#### Exercise objective:
How many lines below contain the word "moves"? Reply solely with the number.

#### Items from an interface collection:
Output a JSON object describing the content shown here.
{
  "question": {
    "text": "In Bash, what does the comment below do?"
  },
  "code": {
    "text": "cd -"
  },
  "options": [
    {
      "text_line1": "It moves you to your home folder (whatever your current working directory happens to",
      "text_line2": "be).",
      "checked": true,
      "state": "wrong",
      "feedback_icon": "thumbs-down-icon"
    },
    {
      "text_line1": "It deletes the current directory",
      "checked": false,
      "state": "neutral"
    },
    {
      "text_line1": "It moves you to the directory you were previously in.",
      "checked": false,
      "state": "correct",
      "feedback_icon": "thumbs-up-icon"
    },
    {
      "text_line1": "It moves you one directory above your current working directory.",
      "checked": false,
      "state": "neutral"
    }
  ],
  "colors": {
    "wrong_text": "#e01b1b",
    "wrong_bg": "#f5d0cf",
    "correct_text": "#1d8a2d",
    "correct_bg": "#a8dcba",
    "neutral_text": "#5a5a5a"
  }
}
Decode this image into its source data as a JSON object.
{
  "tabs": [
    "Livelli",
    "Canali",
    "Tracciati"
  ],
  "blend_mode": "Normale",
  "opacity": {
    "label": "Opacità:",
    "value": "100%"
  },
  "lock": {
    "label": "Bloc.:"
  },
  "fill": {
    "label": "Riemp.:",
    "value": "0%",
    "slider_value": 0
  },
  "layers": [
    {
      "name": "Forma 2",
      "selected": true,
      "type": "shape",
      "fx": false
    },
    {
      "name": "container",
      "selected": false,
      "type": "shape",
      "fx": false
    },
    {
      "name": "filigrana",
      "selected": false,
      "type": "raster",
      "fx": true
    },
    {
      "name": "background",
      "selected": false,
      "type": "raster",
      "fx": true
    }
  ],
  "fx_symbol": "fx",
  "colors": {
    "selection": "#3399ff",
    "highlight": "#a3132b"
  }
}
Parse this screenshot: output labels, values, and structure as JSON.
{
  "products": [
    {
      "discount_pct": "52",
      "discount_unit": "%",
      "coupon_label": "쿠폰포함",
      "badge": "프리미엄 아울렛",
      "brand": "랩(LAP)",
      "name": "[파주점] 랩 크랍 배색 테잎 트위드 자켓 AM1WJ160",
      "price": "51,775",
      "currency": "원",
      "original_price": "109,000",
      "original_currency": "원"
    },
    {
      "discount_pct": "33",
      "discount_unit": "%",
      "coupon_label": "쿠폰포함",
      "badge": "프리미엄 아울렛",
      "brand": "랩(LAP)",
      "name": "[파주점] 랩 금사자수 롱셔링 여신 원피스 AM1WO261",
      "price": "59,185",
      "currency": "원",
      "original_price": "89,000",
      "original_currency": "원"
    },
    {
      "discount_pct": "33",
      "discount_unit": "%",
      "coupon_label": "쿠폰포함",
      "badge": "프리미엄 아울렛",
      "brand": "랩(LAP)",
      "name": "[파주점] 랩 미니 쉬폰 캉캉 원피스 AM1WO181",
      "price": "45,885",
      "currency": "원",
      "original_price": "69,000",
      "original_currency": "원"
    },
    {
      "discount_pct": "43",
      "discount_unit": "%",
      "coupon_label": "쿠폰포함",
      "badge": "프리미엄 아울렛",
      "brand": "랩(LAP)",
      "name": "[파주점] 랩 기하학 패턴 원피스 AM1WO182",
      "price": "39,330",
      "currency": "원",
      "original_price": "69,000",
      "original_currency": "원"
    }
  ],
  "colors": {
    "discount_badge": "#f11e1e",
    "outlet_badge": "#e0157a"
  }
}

#### Final answer:
3